The Capitol Arts Complex, consisting of the historic theatre as well as Cinema Capitol, will begin its fundraising campaign to support its restoration, Executive Director Art Pierce announced in a press conference this morning.
The theatre is seeking $1.5 million in donations from the public to reach its $5.25 million goal, having raised already $3.75 million during the “quiet phase” of the fundraiser from “grants, foundations and corporate
The Capitol will also receive $2.5 million from the city’s $10 million Downtown Revitalization Initiative award, the single largest allocation of any DRI project.
“Today, we are starting our public campaign to procure these funds,” Pierce said this morning. “We will be engaging in various activities to create awareness for our project, including a restoration open house next month, date to be announced.”
The restoration work will include the recreation of the theatre’s original 1928 marquee and vertical blade sign — described by Romans of the 1920s and 1930s as a “beacon of the street” in the city’s downtown.
The historic theatre is also slated for roof and facade repair, seat replacement and restoration, and authentic recreation of its 1939 carpeting and wall fabric.
“In conjuction with the work to be performed at the historic Capitol, one of the recently acquired buildings which is directly behind the Cinema Capitol building will be renovated into a multipurpose space to be used for exhibitions, rehearsals, and performances on a smaller scale than those that are often seen on the Capitol’s main stage,” Pierce said.
Theatre management also used to occasion to announce its rebranding as the Capitol Arts Complex, reflecting the venue’s growing and diverse programming schedule.

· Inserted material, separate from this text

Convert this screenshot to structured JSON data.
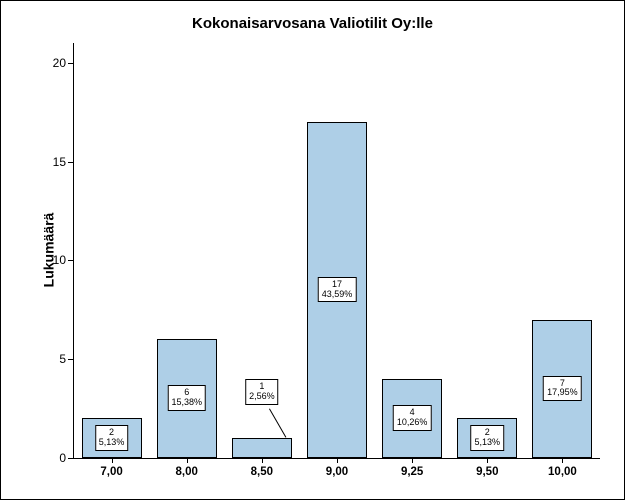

“It has been recognized that the name ‘Cinema Capitol’ is no longer adequate to describe the multi-facility performance center that we have become,” Pierce explained.

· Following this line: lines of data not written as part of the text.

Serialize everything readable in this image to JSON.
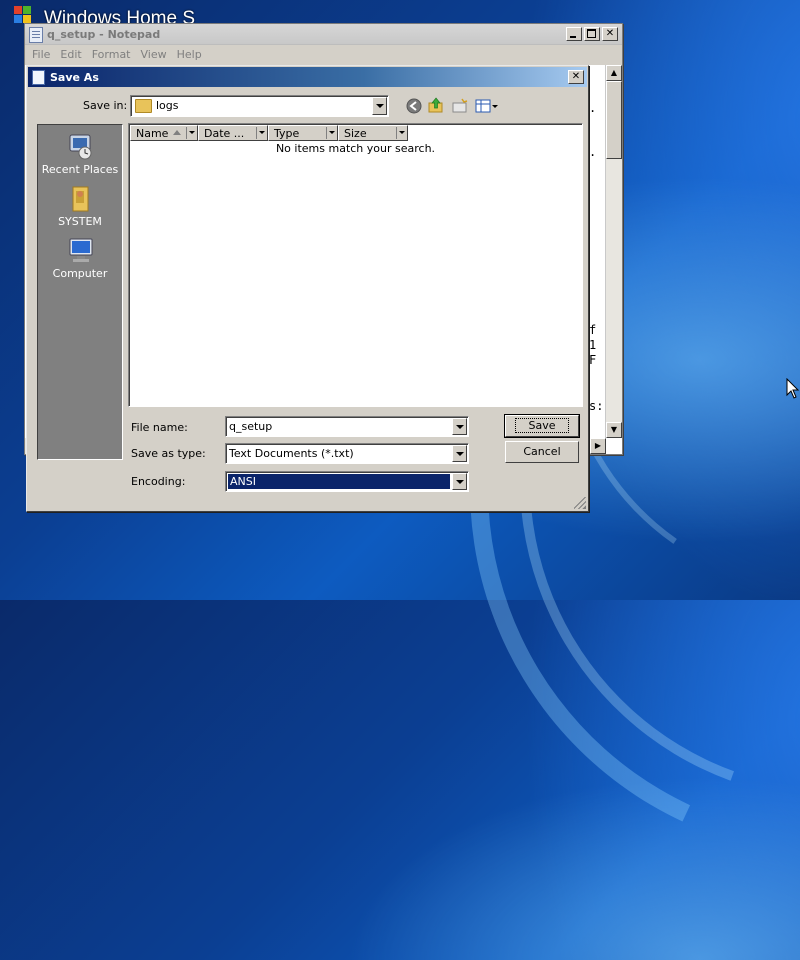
{
  "desktop": {
    "partial_title": "Windows Home S"
  },
  "notepad": {
    "title": "q_setup - Notepad",
    "menu": [
      "File",
      "Edit",
      "Format",
      "View",
      "Help"
    ],
    "visible_text_lines": [
      ".",
      ".",
      "f",
      "1",
      "F",
      "s:"
    ]
  },
  "dialog": {
    "title": "Save As",
    "save_in_label": "Save in:",
    "save_in_value": "logs",
    "places": [
      "Recent Places",
      "SYSTEM",
      "Computer"
    ],
    "columns": [
      "Name",
      "Date ...",
      "Type",
      "Size"
    ],
    "empty_message": "No items match your search.",
    "file_name_label": "File name:",
    "file_name_value": "q_setup",
    "save_as_type_label": "Save as type:",
    "save_as_type_value": "Text Documents (*.txt)",
    "encoding_label": "Encoding:",
    "encoding_value": "ANSI",
    "save_button": "Save",
    "cancel_button": "Cancel"
  },
  "icons": [
    "back-icon",
    "up-folder-icon",
    "new-folder-icon",
    "view-menu-icon",
    "folder-icon",
    "recent-places-icon",
    "user-folder-icon",
    "computer-icon",
    "mouse-cursor-icon"
  ],
  "colors": {
    "title_active": "#0a246a",
    "dialog_face": "#d4d0c8",
    "places_bar": "#808080"
  }
}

“’Capitol Theatre’ will still be used to describe the historic building you’re in now, and the complex will now be called the Capitol Arts Complex.”
According to Pierce, the theatre saw declining use after reopening as Capitol Civic Center in 1985, holding only 17 performances in the year 2001.

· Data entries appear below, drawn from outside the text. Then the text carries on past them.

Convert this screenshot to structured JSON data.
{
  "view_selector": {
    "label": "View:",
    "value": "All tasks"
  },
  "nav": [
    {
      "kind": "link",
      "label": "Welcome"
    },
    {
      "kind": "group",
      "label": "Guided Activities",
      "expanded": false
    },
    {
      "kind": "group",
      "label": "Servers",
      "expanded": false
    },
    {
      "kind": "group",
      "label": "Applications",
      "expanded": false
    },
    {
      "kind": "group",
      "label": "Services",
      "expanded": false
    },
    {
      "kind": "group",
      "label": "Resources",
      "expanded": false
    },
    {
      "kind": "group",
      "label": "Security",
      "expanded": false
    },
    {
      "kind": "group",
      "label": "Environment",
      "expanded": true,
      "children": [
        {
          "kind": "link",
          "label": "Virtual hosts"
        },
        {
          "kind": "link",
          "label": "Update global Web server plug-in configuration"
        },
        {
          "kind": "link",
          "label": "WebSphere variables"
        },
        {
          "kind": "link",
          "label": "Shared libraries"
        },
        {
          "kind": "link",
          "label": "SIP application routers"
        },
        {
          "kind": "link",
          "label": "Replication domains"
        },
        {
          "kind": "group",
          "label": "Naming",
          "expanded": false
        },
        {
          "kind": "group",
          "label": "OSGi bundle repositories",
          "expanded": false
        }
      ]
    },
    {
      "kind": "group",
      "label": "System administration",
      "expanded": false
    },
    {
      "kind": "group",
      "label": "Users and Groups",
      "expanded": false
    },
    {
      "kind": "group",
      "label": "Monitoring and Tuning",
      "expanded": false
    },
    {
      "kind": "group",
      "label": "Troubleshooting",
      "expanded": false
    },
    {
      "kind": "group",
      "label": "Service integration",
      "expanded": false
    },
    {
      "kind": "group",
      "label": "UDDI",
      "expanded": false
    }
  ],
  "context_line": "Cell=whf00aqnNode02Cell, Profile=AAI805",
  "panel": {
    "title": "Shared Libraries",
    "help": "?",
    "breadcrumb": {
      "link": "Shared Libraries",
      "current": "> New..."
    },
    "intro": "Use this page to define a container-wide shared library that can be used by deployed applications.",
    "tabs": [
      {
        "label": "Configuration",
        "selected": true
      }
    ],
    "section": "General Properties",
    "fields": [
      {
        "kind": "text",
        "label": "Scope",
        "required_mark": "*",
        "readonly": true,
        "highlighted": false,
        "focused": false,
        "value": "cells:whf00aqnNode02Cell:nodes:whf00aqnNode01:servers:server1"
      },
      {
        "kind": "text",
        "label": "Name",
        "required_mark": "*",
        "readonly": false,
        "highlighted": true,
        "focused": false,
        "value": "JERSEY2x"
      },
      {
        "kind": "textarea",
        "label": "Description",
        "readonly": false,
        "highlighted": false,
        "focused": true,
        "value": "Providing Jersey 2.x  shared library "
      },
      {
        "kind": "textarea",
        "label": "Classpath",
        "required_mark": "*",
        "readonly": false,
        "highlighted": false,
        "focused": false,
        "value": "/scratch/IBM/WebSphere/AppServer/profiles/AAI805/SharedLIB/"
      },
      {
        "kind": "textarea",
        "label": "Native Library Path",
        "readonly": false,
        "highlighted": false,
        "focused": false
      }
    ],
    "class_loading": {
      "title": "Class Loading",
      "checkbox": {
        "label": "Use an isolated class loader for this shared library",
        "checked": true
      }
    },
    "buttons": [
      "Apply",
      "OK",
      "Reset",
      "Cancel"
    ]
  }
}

By 2010, that number reached 100 events. Today, with the addition of Capitol Cinema next door, where first-run independent films are screened every day of the year, the complex holds more than 1,000 events annually.
“Combined with the shows at the historic Capitol, the complex offers more than 1,400 shows annually, which is on par with the number of shows the Capitol Theatre did during our years as a first-run movie house in the so-called golden age of Hollywood, in the ‘30s,, ‘40s and ‘50s,” Pierce said.